Even though Mini LEDs seem really super-tiny, the next iteration of the tech will be Micro LED. That's 50 micron or thereabouts LEDs.
Micro LEDs are meant to provide all the advantages of OLEDs, that is the darkest of darkness, while at the same time being capable of high brightness. This will apparently be done with small parabolic mirrors behind each LED, to reflect the light produced towards viewers.
Also, Micro LEDs will be power misers, which is important for smartphones and laptops especially, but also for big screens, to reduce heat.
Apple, Sony and Samsung are reportedly working on Micro LED panels but the technology sounds like it's extremely hard to manufacture. Micro LEDs will no doubt go into very expensive premium products at first.

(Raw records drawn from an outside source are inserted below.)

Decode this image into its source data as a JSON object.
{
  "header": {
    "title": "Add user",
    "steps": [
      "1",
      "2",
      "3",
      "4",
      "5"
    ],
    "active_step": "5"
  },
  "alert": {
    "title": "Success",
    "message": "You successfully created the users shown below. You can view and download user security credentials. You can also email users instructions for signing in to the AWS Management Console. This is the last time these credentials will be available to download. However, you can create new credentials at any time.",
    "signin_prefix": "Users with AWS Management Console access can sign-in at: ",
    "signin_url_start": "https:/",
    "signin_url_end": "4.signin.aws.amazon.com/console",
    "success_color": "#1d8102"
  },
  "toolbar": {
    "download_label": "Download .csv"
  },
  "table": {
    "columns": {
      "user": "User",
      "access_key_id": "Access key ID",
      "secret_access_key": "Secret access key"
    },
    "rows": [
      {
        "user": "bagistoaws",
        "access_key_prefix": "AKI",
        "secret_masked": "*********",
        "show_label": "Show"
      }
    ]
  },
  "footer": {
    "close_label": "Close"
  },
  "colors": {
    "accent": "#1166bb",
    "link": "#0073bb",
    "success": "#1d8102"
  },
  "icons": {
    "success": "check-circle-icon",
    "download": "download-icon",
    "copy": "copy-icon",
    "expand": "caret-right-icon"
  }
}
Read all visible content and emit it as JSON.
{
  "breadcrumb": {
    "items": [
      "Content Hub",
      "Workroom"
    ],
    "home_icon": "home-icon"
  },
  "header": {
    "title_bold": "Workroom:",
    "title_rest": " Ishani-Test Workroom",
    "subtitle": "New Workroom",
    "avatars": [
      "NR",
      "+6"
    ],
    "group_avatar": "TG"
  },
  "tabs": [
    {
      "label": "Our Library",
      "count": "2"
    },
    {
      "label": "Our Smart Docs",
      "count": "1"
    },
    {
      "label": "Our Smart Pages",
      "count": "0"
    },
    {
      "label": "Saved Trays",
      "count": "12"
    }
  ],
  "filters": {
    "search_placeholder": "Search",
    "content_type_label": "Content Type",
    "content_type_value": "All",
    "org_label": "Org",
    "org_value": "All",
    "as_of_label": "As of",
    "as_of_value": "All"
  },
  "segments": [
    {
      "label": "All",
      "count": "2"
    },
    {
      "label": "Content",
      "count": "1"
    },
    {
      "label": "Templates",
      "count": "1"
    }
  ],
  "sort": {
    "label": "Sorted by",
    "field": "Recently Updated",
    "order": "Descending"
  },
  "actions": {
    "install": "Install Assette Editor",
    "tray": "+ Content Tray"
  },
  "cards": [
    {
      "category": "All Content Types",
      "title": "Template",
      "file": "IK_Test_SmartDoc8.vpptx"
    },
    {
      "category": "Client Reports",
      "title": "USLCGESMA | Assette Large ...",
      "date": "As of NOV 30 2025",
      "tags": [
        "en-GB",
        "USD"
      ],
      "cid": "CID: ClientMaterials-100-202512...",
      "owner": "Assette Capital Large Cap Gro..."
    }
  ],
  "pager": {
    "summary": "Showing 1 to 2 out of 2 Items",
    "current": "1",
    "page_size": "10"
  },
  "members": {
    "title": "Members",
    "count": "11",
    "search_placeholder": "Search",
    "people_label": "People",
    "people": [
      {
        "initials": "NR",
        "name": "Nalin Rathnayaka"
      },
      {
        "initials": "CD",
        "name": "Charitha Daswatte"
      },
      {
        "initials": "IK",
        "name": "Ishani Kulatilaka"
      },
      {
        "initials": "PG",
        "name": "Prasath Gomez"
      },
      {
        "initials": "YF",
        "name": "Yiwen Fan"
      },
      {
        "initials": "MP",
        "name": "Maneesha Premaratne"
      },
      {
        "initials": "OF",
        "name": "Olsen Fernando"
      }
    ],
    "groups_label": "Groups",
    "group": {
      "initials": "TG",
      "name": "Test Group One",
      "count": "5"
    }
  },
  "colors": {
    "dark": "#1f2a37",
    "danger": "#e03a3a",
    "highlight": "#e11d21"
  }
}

Seeing is believing and Mini LEDs show the power of making tech incredibly small. Watch this space for more dreadful tech columnist puns as fine display technology shrinks even further.